- Secondary backup or disaster recovery – Because standalone backup and disaster recovery solutions often cannot handle the integrated, distributed nature of HCI, choose a backup solution that can use HCI’s smooth, unified features.
- Test/dev environments – DevOps utilizes VMs in an HCI environment to create, test, and QA new apps since the isolated VM will not disrupt any other systems or services if anything goes wrong.
Are There Any Limitations to Hyperconverged Infrastructure?
While HCI has many advantages, it may also create some difficulties. However, some of these difficulties depend on the HCI vendor and solution you choose.

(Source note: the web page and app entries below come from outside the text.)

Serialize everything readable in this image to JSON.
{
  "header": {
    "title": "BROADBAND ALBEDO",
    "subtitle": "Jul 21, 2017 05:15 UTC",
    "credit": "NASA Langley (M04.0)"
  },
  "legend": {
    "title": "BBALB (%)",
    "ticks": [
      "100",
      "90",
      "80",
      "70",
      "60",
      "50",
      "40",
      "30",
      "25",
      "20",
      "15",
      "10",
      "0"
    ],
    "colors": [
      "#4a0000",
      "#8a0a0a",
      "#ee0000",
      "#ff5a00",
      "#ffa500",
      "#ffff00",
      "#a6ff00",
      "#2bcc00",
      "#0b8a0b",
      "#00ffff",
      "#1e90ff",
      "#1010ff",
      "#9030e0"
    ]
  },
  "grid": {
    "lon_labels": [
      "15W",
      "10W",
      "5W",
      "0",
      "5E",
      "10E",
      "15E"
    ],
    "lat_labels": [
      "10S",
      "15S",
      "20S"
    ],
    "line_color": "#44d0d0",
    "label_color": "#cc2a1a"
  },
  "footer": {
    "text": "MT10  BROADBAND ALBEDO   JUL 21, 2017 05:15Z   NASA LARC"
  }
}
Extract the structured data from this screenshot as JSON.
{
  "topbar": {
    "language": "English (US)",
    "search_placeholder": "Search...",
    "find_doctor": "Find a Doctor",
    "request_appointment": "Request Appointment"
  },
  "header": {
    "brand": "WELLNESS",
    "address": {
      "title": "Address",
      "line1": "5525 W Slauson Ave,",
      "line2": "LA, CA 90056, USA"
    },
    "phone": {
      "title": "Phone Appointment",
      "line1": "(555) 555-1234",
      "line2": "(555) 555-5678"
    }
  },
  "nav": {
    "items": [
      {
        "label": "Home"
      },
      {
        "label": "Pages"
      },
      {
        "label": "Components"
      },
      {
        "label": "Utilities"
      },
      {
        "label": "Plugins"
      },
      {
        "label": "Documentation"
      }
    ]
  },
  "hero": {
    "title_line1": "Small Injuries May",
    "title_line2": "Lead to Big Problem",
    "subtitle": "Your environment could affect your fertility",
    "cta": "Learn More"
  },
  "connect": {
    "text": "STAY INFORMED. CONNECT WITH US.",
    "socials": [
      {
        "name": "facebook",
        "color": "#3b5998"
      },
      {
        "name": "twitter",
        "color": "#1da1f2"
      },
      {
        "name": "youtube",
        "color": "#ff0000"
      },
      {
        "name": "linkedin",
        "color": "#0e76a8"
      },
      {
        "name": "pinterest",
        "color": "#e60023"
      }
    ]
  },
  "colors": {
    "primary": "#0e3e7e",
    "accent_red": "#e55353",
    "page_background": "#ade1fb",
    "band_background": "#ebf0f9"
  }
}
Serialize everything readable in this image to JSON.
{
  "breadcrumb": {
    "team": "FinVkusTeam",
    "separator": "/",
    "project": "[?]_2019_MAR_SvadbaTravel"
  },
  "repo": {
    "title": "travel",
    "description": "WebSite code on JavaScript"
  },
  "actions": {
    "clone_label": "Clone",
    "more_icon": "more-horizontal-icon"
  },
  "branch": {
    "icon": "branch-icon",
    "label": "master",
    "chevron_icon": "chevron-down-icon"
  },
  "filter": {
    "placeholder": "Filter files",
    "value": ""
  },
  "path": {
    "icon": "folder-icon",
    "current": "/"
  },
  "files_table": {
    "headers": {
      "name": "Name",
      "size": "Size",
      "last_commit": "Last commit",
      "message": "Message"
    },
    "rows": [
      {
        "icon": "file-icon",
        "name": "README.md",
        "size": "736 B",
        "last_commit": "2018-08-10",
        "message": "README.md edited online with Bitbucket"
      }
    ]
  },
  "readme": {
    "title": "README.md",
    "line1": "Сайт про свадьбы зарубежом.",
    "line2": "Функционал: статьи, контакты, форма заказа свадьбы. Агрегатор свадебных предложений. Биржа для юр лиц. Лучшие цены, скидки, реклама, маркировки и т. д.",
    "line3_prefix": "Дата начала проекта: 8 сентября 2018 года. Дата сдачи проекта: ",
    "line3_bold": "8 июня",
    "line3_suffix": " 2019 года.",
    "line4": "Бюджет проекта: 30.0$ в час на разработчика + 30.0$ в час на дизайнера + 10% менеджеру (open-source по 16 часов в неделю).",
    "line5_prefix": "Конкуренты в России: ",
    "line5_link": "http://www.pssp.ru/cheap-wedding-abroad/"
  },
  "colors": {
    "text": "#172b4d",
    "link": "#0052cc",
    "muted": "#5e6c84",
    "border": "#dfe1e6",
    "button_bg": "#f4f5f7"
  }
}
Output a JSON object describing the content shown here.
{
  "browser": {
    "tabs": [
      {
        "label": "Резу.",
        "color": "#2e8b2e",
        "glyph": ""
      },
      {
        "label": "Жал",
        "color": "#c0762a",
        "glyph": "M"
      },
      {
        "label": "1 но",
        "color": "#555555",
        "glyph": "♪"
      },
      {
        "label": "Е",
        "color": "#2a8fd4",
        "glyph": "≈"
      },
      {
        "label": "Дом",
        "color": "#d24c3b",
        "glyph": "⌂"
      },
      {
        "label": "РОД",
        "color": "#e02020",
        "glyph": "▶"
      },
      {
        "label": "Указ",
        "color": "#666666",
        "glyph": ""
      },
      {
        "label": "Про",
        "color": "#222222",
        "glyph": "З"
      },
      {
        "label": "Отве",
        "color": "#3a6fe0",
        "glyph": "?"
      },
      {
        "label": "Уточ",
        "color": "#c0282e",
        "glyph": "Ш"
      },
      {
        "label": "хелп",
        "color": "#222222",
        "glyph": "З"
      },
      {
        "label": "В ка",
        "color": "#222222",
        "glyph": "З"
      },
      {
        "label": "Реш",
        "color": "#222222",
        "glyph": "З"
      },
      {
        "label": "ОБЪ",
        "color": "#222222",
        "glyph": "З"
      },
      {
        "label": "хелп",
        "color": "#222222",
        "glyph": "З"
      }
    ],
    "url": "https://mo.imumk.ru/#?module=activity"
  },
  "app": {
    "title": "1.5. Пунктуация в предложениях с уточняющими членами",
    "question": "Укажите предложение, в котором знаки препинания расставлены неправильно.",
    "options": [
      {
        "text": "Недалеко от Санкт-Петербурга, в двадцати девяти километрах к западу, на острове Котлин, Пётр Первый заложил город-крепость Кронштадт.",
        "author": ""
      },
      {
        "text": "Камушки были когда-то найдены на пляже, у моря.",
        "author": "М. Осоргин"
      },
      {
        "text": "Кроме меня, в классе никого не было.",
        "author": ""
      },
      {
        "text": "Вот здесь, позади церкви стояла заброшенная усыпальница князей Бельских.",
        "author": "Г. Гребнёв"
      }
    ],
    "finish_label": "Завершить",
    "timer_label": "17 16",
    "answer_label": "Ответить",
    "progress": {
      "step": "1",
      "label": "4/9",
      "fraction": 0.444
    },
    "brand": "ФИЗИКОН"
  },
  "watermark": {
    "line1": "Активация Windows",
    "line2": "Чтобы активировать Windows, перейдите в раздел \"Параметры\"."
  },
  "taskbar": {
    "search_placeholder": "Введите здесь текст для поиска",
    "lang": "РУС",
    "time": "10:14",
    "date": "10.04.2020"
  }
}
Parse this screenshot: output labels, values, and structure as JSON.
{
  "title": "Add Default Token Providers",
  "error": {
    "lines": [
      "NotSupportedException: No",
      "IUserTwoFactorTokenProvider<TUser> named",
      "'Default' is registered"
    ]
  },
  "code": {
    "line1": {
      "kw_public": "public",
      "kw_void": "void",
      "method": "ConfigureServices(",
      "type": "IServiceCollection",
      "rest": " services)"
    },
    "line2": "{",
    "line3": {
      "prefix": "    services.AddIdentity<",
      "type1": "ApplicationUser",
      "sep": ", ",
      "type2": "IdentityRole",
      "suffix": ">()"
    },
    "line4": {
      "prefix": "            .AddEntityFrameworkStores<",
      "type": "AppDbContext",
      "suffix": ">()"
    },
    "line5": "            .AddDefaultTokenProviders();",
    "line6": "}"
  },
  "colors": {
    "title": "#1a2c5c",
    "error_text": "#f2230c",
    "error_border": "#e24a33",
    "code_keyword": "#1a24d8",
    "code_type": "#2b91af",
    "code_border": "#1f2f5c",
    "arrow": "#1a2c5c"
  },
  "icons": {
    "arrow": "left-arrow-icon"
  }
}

For example, although many HCI systems provide tremendous scalability, specific platforms limit you to utilize just the original vendor’s resources. Furthermore, not all HCI systems are created equal regarding how efficiently they connect with the cloud. Some systems need a smooth exchange of resources between data centers and the cloud. Finally, HCI systems should have high redundancy to ensure high availability. However, depending on your chosen solution, redundancy may be promoted as a pricey add-on.
You can avoid these issues by thoroughly researching and assessing HCI solutions and suppliers. Ask the appropriate questions and ensure you understand precisely what you’re receiving.
Hyperconverged infrastructure is fast becoming the foundation of contemporary IT. It provides enterprises with a comprehensive approach to data center management. HCI streamlines IT operations by combining computer, storage, networking, virtualization, and administration functions into a single coherent unit.
It improves resource efficiency and speeds up corporate development. Hyperconverged infrastructure, with the seven building elements outlined above in place, continues to allow organizations to embrace the digital age with confidence and agility while creating the future of information technology.
Chris Mcdonald has been the lead news writer at complete connection. His passion for helping people in all aspects of online marketing flows through in the expert industry coverage he provides. Chris is also an author of tech blog Area19delegate. He likes spending his time with family, studying martial arts and plucking fat bass guitar strings.